:: RECORDED DATA ::
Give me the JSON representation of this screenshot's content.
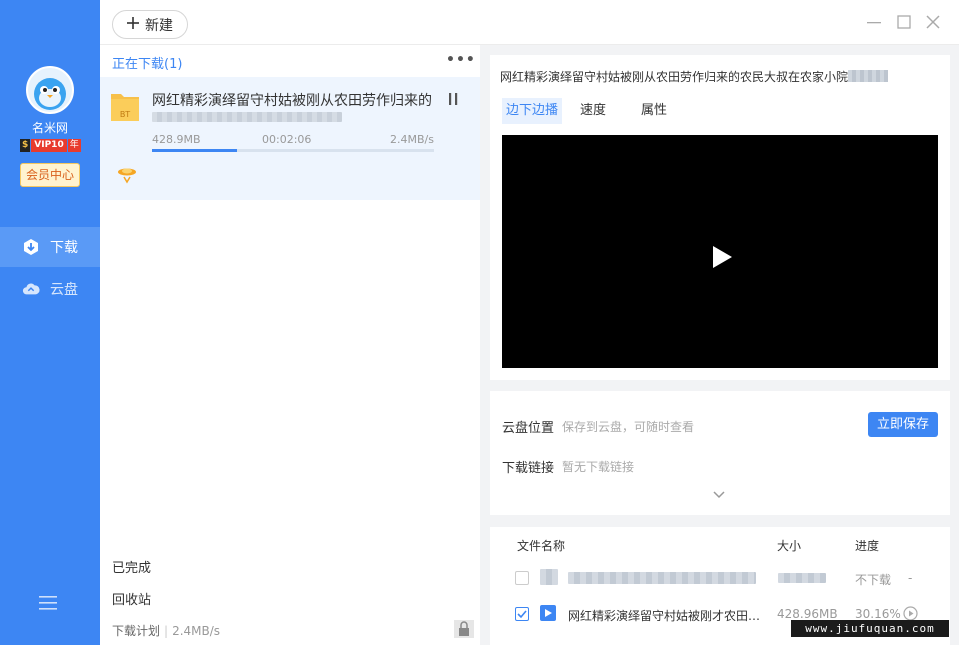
{
  "sidebar": {
    "username": "名米网",
    "vip": {
      "s": "$",
      "v": "VIP10",
      "y": "年"
    },
    "member_center": "会员中心",
    "nav": [
      {
        "label": "下载",
        "active": true
      },
      {
        "label": "云盘",
        "active": false
      }
    ]
  },
  "toolbar": {
    "new_label": "新建"
  },
  "downloads": {
    "header": "正在下载(1)",
    "item": {
      "name": "网红精彩演绎留守村姑被刚从农田劳作归来的农",
      "file_type": "BT",
      "size": "428.9MB",
      "time": "00:02:06",
      "speed": "2.4MB/s",
      "progress": 0.3
    },
    "completed": "已完成",
    "recycle": "回收站",
    "plan_label": "下载计划",
    "plan_speed": "2.4MB/s"
  },
  "detail": {
    "title": "网红精彩演绎留守村姑被刚从农田劳作归来的农民大叔在农家小院",
    "tabs": [
      "边下边播",
      "速度",
      "属性"
    ],
    "cloud_label": "云盘位置",
    "cloud_hint": "保存到云盘，可随时查看",
    "save_btn": "立即保存",
    "link_label": "下载链接",
    "link_hint": "暂无下载链接"
  },
  "files": {
    "headers": {
      "name": "文件名称",
      "size": "大小",
      "progress": "进度"
    },
    "rows": [
      {
        "status": "不下载",
        "extra": "-"
      },
      {
        "name": "网红精彩演绎留守村姑被刚才农田劳...",
        "size": "428.96MB",
        "progress": "30.16%"
      }
    ]
  },
  "watermark": "www.jiufuquan.com",
  "colors": {
    "accent": "#3d86f3",
    "sidebar": "#3d86f3",
    "vip": "#e83b2e"
  }
}
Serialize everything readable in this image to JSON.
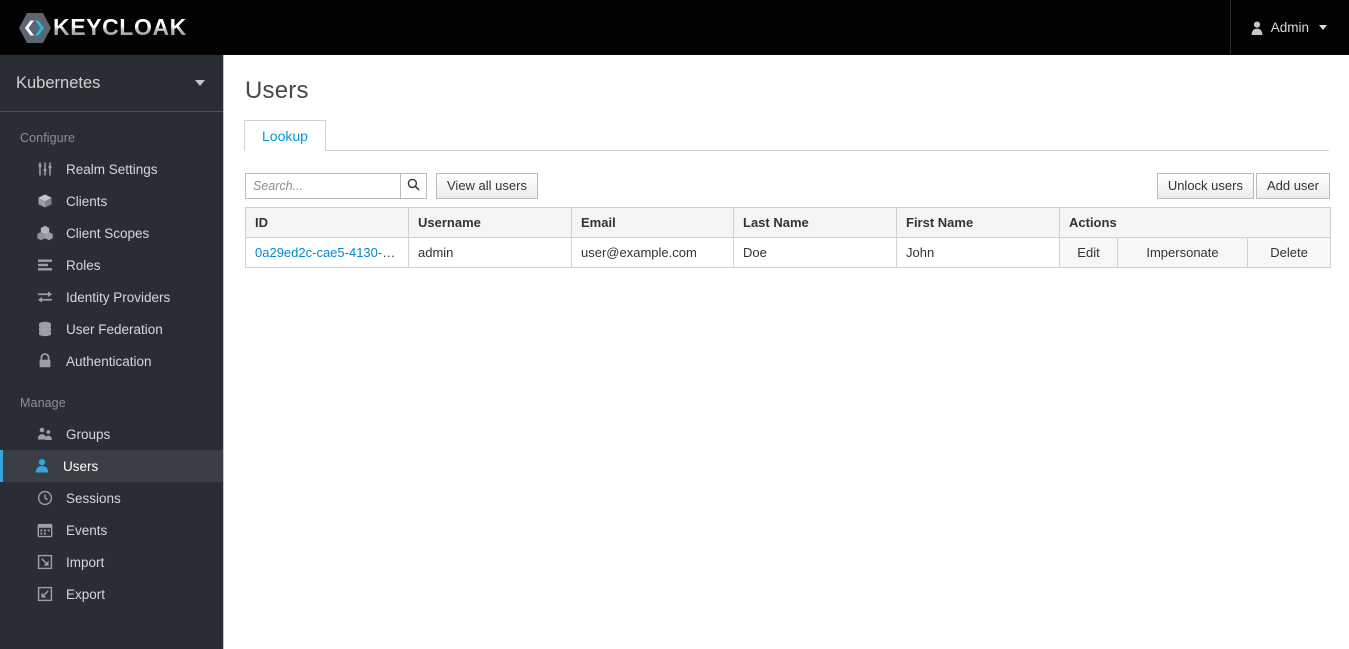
{
  "masthead": {
    "brand_text": "KEYCLOAK",
    "brand_icon": "keycloak-logo-icon",
    "user_icon": "user-icon",
    "user_label": "Admin",
    "caret_icon": "chevron-down-icon"
  },
  "sidebar": {
    "realm": {
      "name": "Kubernetes",
      "caret_icon": "chevron-down-icon"
    },
    "sections": [
      {
        "title": "Configure",
        "items": [
          {
            "label": "Realm Settings",
            "icon": "sliders-icon",
            "active": false
          },
          {
            "label": "Clients",
            "icon": "cube-icon",
            "active": false
          },
          {
            "label": "Client Scopes",
            "icon": "cubes-icon",
            "active": false
          },
          {
            "label": "Roles",
            "icon": "list-bars-icon",
            "active": false
          },
          {
            "label": "Identity Providers",
            "icon": "exchange-arrows-icon",
            "active": false
          },
          {
            "label": "User Federation",
            "icon": "database-icon",
            "active": false
          },
          {
            "label": "Authentication",
            "icon": "lock-icon",
            "active": false
          }
        ]
      },
      {
        "title": "Manage",
        "items": [
          {
            "label": "Groups",
            "icon": "group-users-icon",
            "active": false
          },
          {
            "label": "Users",
            "icon": "user-icon",
            "active": true
          },
          {
            "label": "Sessions",
            "icon": "clock-icon",
            "active": false
          },
          {
            "label": "Events",
            "icon": "calendar-icon",
            "active": false
          },
          {
            "label": "Import",
            "icon": "import-arrow-icon",
            "active": false
          },
          {
            "label": "Export",
            "icon": "export-arrow-icon",
            "active": false
          }
        ]
      }
    ]
  },
  "main": {
    "page_title": "Users",
    "tabs": [
      {
        "label": "Lookup",
        "active": true
      }
    ],
    "toolbar": {
      "search_placeholder": "Search...",
      "search_value": "",
      "search_icon": "search-icon",
      "view_all_label": "View all users",
      "unlock_users_label": "Unlock users",
      "add_user_label": "Add user"
    },
    "table": {
      "columns": [
        "ID",
        "Username",
        "Email",
        "Last Name",
        "First Name",
        "Actions"
      ],
      "rows": [
        {
          "id": "0a29ed2c-cae5-4130-9c...",
          "username": "admin",
          "email": "user@example.com",
          "last_name": "Doe",
          "first_name": "John",
          "actions": [
            "Edit",
            "Impersonate",
            "Delete"
          ]
        }
      ]
    }
  },
  "colors": {
    "masthead_bg": "#030303",
    "sidebar_bg": "#292e34",
    "sidebar_active_bg": "#393f44",
    "accent_blue": "#39a5dc",
    "link_blue": "#0088ce",
    "tab_blue": "#0099d3",
    "content_bg": "#ffffff",
    "table_header_bg": "#f5f5f5",
    "border_gray": "#d1d1d1"
  }
}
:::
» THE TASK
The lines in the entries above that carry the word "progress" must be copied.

» RESPONSE TO THE TASK
      "progress": 0.3
      "progress": "进度"
        "progress": "30.16%"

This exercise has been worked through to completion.